Oklahomans may well be in shorts and t-shirts grilling their favorite foods this coming Christmas day, but no one will be showing Facebook images of the barbecues on the U.S. Senate floor to prove manmade global warming does, indeed, exist.
No, the right to frame careful scientific studies and measurements based on one-weather event stunts on the Senate floor is the purview of Oklahoma’s own U.S. Sen. Jim Inhofe, who can be seen in the above video doing what he does best. Inhofe, perhaps the world’s most infamous denier that carbon emissions accelerate global warming, brought a snowball to the Senate floor last February to DISPROVE things are heating up unnaturally on the planet.

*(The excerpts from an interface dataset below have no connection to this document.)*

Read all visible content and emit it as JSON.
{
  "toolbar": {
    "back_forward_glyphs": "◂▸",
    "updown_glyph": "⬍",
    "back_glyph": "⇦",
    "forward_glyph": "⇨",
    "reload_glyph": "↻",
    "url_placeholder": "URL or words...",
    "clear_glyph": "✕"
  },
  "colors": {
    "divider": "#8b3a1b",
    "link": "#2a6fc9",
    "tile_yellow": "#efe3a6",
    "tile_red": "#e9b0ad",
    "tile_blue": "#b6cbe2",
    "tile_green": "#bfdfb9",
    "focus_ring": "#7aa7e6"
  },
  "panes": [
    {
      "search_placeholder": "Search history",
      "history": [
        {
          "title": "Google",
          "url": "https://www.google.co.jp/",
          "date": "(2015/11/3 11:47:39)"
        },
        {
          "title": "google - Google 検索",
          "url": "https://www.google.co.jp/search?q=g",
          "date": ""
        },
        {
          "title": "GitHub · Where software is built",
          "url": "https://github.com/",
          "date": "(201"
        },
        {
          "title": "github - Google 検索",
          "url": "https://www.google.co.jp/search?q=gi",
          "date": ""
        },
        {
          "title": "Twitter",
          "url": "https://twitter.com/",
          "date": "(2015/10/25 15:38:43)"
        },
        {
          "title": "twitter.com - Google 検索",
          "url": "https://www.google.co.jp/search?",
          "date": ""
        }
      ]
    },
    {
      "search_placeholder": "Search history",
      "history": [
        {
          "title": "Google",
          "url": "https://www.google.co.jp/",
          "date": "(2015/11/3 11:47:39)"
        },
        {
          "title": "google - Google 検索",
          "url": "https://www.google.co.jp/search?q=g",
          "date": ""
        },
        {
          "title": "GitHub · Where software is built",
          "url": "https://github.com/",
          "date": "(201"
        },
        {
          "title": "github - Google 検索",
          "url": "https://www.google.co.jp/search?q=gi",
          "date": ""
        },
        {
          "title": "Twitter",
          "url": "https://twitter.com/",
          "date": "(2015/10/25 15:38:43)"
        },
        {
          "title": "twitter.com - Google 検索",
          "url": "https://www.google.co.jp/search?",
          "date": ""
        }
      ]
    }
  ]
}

The recent warm weather here, the forecast of a Christmas day in the 70s, and, yes, the recent Paris Climate Accord among countries to limit the rise of global warming below 2 degrees Celsius reminded me of Inhofe’s stunt. I think those of us in Oklahoma concerned about global warming should record ourselves on social media enjoying our balmy Christmas day and flood Inhofe’s inbox with the truth.
The truth is that one single weather event doesn’t indicate anything substantial about the overall climate or its patterns or its trajectories over a long period of time. While it’s true that a series of unusual weather events over a long time period can, indeed, contain valuable information about the climate, one snowball or one barbecue in isolation tells us nothing significant.
— ClimateCentral (@ClimateCentral) December 17, 2015
Manmade global warming through carbon emissions is simply a fact. Carbon emissions accelerate the greenhouse effect. This increases the planet’s overall temperature artificially and leads to the melting of arctic ice, rising sea levels and severe weather events, such as prolonged droughts. Rising sea levels are already putting some coastal cities on the brink of disaster, which could lead to massive population displacement around the world.
Here are the top ten warmest years on record since 1998, according to Climate Central. Scientists predict 2015 will soon become the warmest year ever recorded and that 2016 will be even warmer. See, it’s a trend, but even that alone doesn’t necessarily prove the earth is warming unnaturally, but combine that trend with melting ice sheets, ice-sheet dating, rising seas and the results of lab experiments and field studies in forests and other habitats, among other evidence, and what emerges is a grim future for the planet.
So here’s a great infographic from The New York Times about the Paris Climate Accord that emerged from the 2015 United Nations Climate Change Conference.
Inhofe, the chair of the Senate Environment and Public Works Committee, criticized the agreement primarily on the basis that it was non-binding on the countries that signed off on it, but his underlying reason is that he believes global warming is a “hoax” among liberal scientists to destroy the fossil fuel industry. This is his well-known position. I don’t even feel the need anymore to cite evidence on this point.
According to Inhofe:
The news remains the same. This agreement is no more binding than any other “agreement” from any conference of the parties over the last 21 years.
I’m no big fan of the columnist Thomas L. Friedman, but he praised the accord under the headline “Paris Climate Accord Is a Big, Big Deal,” and he also added this:
The only important holdout in the world to this deal is the U.S. Republican Party. I wouldn’t care about such cave men — as one sign borne by a Paris demonstrator said, “Dinosaurs didn’t believe in climate change either,” and it didn’t end well for them — except that one of these knuckleheads could be our next president and mess this up.
I’ll go with Friedman on this one, and you know what? It might not even be as warm here on Christmas as forecasted, and that won’t mean anything substantial within the overall science of climate change.